| TASK INSTRUCTIONS |
Scan the entries below and report only how many lines contain "text".

----- INPUT DATA -----

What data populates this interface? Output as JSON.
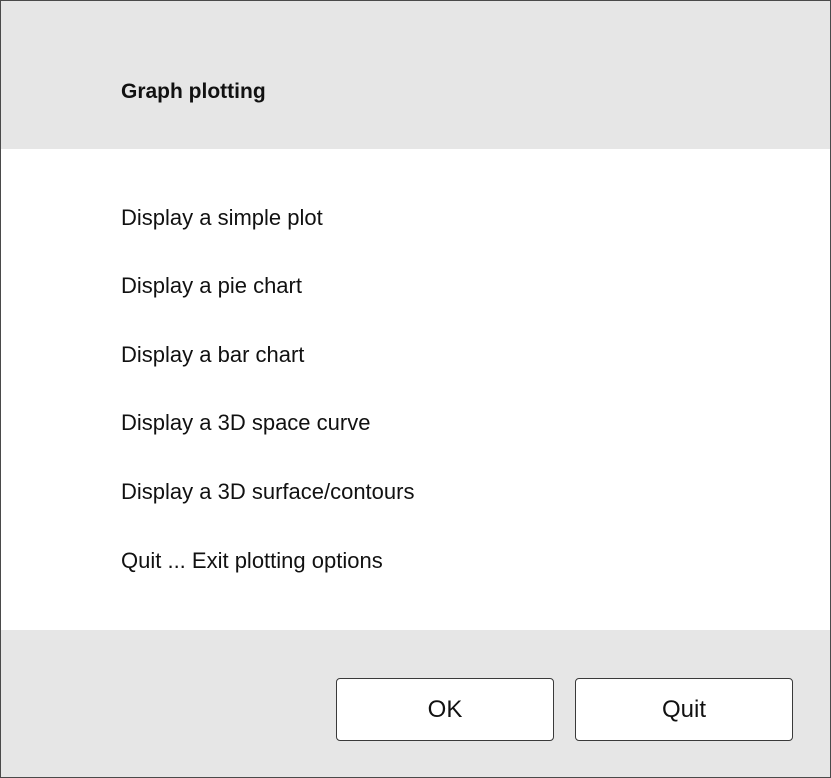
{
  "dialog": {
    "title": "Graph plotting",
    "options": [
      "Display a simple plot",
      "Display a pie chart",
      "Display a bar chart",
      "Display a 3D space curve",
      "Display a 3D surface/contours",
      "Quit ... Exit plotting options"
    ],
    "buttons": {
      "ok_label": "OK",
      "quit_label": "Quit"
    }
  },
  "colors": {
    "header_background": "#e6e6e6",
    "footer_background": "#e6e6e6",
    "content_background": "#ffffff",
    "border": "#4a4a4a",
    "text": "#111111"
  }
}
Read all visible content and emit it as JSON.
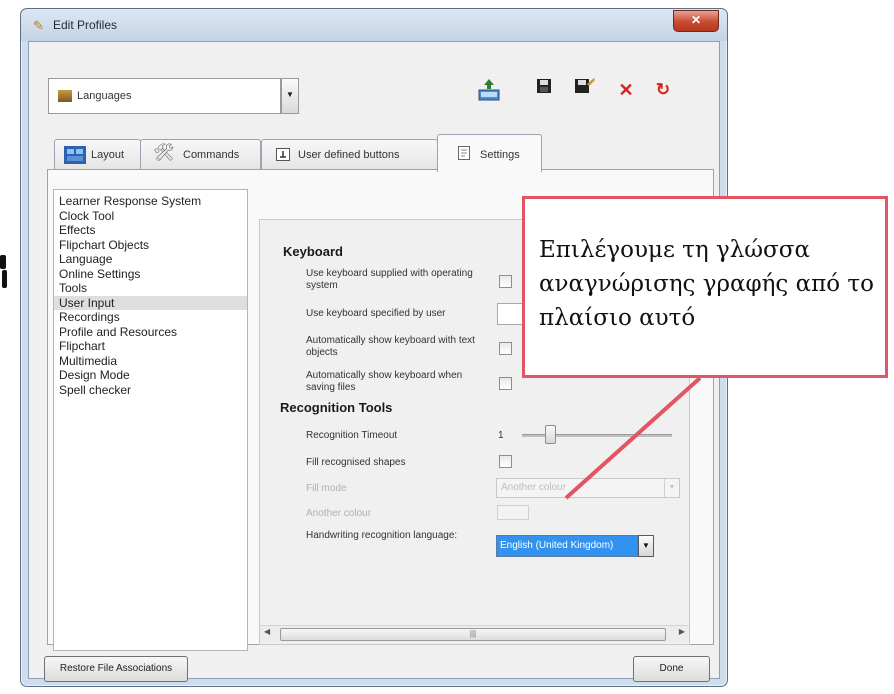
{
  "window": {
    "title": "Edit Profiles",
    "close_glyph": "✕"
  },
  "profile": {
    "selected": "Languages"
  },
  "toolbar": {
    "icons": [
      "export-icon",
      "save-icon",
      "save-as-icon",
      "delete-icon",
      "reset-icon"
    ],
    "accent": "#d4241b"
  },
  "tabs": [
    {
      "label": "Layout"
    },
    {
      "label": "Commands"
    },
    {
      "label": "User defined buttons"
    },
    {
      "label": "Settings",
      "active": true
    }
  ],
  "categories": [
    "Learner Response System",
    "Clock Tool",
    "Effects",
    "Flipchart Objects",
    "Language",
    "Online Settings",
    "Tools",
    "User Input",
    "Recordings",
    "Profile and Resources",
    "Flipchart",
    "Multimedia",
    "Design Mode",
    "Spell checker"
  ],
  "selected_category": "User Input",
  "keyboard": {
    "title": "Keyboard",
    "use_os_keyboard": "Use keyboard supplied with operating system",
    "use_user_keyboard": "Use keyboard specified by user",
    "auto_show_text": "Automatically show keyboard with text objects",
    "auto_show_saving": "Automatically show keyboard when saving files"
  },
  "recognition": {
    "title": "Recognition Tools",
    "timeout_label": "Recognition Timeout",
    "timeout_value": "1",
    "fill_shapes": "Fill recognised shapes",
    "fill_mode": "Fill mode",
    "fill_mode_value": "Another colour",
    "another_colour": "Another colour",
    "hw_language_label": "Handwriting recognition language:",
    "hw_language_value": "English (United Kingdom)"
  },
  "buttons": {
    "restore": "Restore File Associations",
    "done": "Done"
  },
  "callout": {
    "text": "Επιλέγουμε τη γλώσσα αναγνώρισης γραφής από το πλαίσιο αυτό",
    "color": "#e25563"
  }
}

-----
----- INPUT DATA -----

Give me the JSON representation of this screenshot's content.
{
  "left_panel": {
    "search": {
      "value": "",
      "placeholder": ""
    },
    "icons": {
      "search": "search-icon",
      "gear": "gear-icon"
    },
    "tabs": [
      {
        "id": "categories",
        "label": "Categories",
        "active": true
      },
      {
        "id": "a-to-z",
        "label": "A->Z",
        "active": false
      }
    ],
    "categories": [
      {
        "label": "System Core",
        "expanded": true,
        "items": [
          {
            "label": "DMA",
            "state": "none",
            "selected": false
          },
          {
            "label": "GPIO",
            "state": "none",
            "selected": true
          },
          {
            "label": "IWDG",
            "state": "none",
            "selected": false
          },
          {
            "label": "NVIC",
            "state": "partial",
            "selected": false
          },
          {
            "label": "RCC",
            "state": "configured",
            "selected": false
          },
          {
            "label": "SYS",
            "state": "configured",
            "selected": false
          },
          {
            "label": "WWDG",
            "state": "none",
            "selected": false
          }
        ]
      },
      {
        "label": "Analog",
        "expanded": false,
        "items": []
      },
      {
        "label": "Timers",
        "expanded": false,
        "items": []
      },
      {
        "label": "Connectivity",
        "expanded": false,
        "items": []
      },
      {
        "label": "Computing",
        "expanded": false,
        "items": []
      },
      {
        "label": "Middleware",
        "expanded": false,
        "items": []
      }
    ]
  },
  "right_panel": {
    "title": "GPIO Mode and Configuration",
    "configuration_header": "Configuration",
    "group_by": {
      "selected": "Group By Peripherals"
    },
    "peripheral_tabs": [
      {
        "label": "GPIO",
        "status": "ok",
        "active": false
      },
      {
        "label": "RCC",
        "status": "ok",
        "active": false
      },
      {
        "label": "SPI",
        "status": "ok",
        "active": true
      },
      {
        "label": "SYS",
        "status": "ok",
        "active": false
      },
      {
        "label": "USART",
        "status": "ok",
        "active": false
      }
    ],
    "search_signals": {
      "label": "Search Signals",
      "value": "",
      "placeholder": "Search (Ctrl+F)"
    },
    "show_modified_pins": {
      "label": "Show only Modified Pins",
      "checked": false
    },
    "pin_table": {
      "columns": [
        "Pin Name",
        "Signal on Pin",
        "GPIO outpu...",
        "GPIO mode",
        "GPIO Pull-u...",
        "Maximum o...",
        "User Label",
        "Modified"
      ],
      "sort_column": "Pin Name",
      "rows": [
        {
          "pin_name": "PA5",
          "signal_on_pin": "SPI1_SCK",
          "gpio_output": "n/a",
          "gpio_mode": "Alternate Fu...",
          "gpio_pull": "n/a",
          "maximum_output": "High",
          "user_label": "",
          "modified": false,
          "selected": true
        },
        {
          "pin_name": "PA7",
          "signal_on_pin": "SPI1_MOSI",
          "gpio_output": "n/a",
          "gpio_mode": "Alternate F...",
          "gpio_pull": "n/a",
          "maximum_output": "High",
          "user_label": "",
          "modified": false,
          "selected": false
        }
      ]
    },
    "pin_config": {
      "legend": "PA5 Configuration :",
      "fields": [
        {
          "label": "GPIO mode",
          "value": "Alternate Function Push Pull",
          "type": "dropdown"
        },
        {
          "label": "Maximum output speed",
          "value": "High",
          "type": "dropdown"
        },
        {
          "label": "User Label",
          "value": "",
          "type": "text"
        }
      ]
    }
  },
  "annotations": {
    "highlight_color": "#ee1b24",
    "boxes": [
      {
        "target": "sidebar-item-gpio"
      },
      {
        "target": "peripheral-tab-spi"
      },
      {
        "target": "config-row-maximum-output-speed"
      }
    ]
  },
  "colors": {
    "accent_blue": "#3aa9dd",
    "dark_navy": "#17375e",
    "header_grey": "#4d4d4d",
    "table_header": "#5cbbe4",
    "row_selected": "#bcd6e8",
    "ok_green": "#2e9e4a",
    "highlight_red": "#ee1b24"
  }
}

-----
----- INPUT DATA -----

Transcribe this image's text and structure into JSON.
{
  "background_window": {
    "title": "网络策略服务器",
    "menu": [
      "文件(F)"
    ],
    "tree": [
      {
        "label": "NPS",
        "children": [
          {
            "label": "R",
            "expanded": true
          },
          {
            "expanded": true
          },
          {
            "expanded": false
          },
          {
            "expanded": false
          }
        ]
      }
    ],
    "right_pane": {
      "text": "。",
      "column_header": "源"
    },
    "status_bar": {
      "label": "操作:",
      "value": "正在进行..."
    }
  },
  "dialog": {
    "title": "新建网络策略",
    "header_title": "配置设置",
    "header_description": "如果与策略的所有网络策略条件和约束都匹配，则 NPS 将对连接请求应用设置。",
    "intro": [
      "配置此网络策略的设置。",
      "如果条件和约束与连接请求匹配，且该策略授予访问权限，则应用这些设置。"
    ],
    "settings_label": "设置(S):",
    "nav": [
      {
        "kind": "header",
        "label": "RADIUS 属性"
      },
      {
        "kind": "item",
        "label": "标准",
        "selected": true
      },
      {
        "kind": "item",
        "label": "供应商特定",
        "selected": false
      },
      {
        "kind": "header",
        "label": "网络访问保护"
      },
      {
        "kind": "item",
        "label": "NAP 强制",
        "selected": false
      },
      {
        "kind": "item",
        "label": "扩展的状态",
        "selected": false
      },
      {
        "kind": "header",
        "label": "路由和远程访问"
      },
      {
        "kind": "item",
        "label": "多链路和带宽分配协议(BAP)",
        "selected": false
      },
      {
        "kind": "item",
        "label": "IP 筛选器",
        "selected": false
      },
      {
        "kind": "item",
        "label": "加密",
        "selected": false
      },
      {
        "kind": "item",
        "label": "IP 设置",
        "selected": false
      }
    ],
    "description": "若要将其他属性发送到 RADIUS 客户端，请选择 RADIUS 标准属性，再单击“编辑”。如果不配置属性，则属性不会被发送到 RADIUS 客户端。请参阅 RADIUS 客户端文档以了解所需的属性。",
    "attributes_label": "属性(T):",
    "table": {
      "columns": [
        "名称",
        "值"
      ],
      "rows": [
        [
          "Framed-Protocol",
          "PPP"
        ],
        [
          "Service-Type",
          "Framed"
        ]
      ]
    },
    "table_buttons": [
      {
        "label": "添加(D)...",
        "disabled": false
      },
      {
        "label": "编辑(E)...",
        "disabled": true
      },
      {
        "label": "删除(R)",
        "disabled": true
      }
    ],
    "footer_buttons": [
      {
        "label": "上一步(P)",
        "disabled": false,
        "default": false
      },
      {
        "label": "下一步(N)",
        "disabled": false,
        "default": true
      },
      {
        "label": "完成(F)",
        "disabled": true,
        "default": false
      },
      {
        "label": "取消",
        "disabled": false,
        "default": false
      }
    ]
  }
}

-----

| SOLUTION TO THE EXERCISE |
6